Families of mixed immigration status, people who straddle two worlds, are a Florida trademark. But if bills pass both chambers, these Floridians could potentially become criminals in the eyes of the law.

If signed by the governor, the new and possibly unconstitutional law would criminalize hosting immigrants in your home and driving them to school, work or anywhere else.

Doing so would be paramount to harboring a fugitive and abetting them. Who and how authorities get to decide who is here illegally or who isn’t is tough to tell.

And neither DeSantis nor the state decides immigration matters. The bill also mandates random raids on businesses to check employees’ immigration status, again not the purview of state government, and forces hospitals to ask patients for their immigration status.

All of these proposals, which should have been dead on arrival when filed, have passed two House and Senate committees.

The consequences of this bill are far reaching for people living in big Florida cities, such as Hialeah — which has the largest concentration of immigrants in the country — and obviously, other Miami-Dade and Broward cities. The same is true for other immigrant hubs, such as Orlando, Tampa and Jacksonville, where immigrant advocates held protests recently.

“This bill will negatively impact not only tens of thousands of mixed-status families living in Florida but will also impact thousands of businesses across the state,“ former Miami congresswoman Debbie Mucarsel-Powell told me.

“Immigrants have been the backbone of Florida’s economy from the agricultural sector to the hospitality industry. Will Gov. DeSantis raid every business in the state to enforce this law?”

Perhaps not the businesses of his donors, but he will target those of random Hispanics and other minority groups. It’s a political game for the governor with his sights on the presidency.

To win the Republican primary, DeSantis has to outdo former President Trump’s immigrant loathing. Who could have imagined that even possible?

But here’s DeSantis vying to prove to the base that he’s the baddest boy on the extremist Republican right-wing block. And he will boast on the campaign trail, as he likes to say: “Florida delivers results.”

To accomplish his legislative goals, DeSantis misrepresents the nation’s true immigration picture.

He attacks the Biden administration falsely claiming the president is allowing an “open border” when Biden is turning away, repatriating and deporting immigrants at a rate immigration advocates have denounced as “Trump-like.”

But perhaps worse than a Christian nationalist governor’s xenophobia, ethically speaking, is the fact that these bills that hurt immigrant communities are moving along with “yea” votes from Republican Cuban Americans from Miami-Dade. Have they lost all sense of decency?

To see senators with the last names of García and Rodríguez, the children of Cuban exiles, voting to do harm to other immigrants is beyond shameful.

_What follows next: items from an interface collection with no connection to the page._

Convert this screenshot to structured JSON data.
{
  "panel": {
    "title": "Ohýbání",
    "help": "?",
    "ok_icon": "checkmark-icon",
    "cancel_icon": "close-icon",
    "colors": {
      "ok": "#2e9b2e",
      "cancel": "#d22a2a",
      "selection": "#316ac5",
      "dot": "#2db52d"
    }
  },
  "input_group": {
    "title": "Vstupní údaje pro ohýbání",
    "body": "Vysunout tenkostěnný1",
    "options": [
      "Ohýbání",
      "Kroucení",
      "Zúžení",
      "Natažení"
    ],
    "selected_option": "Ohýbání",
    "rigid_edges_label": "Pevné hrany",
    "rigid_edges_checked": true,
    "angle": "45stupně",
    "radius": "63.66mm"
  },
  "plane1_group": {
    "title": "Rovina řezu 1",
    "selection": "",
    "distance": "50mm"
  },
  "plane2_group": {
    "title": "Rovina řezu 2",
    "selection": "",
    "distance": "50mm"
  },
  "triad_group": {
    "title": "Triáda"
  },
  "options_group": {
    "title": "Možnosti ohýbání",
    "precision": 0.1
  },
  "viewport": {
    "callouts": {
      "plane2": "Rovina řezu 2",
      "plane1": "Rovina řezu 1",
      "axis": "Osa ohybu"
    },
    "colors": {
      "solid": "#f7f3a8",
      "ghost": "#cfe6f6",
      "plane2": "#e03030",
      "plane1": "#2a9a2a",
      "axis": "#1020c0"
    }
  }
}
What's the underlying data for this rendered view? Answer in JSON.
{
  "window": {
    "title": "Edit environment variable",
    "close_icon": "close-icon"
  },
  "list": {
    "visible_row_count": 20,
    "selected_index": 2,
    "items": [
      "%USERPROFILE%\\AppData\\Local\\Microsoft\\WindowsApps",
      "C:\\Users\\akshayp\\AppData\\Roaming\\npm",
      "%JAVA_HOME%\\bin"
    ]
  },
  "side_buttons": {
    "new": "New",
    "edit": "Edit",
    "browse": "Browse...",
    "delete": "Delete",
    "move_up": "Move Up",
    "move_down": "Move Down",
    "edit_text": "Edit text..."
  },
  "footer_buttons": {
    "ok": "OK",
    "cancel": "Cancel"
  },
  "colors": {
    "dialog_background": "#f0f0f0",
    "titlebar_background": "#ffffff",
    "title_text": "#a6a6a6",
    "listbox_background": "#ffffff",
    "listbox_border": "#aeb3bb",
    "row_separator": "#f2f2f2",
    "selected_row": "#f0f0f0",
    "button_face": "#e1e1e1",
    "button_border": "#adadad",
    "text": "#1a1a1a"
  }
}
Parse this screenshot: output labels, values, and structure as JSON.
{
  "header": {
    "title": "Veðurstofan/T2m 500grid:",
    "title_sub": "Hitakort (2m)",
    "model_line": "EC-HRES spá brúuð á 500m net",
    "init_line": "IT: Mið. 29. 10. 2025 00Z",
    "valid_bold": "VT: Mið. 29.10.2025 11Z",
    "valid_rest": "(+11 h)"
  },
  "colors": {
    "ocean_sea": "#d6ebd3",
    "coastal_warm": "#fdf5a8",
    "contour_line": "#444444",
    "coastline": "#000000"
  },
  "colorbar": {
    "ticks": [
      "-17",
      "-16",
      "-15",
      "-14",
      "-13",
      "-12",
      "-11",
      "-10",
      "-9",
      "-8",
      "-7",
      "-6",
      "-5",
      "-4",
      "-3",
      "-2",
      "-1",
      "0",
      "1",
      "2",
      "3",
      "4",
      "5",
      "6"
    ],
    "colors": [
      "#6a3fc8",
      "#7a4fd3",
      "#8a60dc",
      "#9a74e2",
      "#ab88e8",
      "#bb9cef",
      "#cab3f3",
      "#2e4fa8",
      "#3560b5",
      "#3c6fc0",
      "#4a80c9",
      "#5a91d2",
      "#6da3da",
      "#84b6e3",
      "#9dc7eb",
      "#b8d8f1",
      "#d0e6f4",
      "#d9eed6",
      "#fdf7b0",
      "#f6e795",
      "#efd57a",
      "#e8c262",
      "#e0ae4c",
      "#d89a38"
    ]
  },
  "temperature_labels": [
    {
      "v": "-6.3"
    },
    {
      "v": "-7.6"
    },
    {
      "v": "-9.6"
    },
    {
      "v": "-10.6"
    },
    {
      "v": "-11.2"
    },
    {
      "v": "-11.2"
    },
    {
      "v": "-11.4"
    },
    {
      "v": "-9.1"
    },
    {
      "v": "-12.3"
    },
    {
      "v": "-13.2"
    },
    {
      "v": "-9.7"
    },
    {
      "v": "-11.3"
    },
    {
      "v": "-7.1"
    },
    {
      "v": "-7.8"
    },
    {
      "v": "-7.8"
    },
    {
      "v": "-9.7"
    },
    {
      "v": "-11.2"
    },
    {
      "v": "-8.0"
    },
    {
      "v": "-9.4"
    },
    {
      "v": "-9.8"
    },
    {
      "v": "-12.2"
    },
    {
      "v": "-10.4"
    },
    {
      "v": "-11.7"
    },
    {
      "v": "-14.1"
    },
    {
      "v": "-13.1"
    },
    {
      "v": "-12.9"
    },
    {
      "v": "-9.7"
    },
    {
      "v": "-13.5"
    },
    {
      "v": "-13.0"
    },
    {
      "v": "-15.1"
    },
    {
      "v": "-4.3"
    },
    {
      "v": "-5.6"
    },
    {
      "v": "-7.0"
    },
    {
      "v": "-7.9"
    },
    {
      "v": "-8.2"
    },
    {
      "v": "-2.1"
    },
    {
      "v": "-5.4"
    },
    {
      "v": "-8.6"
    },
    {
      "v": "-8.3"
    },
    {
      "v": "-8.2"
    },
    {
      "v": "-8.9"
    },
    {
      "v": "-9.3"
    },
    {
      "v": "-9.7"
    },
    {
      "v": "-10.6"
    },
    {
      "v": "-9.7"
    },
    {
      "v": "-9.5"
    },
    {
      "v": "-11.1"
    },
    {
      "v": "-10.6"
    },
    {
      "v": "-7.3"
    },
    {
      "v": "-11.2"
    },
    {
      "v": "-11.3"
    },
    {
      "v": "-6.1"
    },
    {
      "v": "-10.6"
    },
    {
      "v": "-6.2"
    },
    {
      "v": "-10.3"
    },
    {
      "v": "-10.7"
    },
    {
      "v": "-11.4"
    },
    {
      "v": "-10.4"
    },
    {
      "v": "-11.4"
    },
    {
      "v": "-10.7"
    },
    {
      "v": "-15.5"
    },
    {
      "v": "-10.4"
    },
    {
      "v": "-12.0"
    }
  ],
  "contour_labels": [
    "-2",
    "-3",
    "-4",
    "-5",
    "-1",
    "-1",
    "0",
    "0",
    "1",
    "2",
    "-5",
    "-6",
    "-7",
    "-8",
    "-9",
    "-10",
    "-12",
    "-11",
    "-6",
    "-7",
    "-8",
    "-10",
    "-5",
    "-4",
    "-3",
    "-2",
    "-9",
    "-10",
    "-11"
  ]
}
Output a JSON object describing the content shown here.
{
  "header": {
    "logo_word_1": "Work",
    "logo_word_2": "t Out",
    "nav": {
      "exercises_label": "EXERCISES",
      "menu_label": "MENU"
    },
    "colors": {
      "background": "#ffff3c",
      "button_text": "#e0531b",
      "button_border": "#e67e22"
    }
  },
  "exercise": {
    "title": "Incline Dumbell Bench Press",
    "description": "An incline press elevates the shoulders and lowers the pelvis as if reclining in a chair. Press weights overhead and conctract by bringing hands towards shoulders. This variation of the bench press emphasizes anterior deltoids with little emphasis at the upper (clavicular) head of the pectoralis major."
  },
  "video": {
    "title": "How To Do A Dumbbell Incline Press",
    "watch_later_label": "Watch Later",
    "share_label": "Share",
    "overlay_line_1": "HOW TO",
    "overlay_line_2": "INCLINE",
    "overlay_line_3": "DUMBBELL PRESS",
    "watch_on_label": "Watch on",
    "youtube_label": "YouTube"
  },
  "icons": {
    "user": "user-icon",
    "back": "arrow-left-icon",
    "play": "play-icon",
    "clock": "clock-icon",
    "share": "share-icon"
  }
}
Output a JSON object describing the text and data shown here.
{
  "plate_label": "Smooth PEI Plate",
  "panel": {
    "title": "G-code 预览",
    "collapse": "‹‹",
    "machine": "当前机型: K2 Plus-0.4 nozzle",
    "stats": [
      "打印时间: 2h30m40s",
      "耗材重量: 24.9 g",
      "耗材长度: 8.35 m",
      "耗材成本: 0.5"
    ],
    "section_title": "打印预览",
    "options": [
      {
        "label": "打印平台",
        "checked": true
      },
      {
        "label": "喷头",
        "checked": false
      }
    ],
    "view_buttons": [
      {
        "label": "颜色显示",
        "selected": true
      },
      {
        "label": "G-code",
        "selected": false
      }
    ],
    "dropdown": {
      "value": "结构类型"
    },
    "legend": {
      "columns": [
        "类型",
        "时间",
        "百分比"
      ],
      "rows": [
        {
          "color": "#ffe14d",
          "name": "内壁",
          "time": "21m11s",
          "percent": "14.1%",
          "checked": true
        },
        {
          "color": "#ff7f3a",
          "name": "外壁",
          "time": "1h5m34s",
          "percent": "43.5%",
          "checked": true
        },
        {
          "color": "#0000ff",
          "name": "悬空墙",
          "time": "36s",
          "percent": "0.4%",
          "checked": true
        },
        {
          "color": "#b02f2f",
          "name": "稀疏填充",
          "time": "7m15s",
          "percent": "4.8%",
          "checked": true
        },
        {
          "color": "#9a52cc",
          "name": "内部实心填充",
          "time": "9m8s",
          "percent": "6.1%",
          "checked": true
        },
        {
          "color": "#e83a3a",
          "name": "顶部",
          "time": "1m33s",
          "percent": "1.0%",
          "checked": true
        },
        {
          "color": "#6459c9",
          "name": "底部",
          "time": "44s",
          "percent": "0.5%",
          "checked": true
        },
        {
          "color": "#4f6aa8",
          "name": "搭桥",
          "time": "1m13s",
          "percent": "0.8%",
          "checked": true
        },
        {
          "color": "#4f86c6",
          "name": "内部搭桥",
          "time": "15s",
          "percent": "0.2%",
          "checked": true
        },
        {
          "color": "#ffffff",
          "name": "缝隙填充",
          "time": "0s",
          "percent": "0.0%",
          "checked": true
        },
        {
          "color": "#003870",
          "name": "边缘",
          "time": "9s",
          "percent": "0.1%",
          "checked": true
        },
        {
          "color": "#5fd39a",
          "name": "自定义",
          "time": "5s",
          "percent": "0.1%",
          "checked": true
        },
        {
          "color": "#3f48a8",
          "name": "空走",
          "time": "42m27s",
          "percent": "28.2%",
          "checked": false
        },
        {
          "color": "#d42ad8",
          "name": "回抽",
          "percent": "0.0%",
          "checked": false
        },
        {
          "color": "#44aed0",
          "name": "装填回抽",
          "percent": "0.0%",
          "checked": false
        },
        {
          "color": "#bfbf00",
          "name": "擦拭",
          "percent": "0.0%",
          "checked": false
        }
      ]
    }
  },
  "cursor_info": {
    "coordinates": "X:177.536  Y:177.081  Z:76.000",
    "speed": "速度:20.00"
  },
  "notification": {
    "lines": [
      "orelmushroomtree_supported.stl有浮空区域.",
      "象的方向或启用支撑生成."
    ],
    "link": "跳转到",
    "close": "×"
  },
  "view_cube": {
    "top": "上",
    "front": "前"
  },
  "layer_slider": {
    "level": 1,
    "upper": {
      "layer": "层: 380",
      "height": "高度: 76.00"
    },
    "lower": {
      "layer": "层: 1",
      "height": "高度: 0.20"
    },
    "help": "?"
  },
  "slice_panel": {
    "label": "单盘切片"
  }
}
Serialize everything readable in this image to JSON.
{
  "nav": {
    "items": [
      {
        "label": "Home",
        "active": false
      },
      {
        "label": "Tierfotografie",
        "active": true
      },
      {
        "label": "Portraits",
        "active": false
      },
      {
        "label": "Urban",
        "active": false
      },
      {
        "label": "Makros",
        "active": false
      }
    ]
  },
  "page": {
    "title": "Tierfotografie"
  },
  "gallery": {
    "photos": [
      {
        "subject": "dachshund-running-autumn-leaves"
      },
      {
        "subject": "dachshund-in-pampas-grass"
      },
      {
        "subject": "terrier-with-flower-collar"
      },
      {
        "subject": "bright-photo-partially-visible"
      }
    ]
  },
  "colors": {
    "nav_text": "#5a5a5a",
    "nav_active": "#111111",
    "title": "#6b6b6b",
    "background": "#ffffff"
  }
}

Sen. Ana Maria Rodríguez, who chairs the Miami-Dade Delegation, voted to pass the bill out of the Rules Committee.

It’s incomprehensible that she represents Doral, the city known as “Doralzuela” for its huge Venezuelan community.

But, for this generation — as Cuban-American Lt. Gov. Jeanette Núñez also has demonstrated with her support of DeSantis’ deceitful transport of immigrants to other states — it’s OK to reject one’s heritage. It’s the price of admission to the 1950s-styled Tallahassee club of powerful white men and compliant women.

Maybe Rodríguez’s inner child doesn’t remember how our parents housed with pride and warmth the latest newcomer from Cuba — whether the arrival came visa in hand through the Freedom Flights or aboard a packed shrimper, and without papers, on the Mariel boatlift.

But I remember when the first Hispanic caucus went to Tallahassee for one purpose: to represent us. Now the heirs jauntily walk in the shoes of an immigrant hater and do his bidding without regard to the impact on our communities? They’re weak legislators riding coattails that are a bad fit for immigrant South Florida.

Read more at: https://www.miamiherald.com/news/local/news-columns-blogs/fabiola-santiago/article274039665.html#storylink=cpy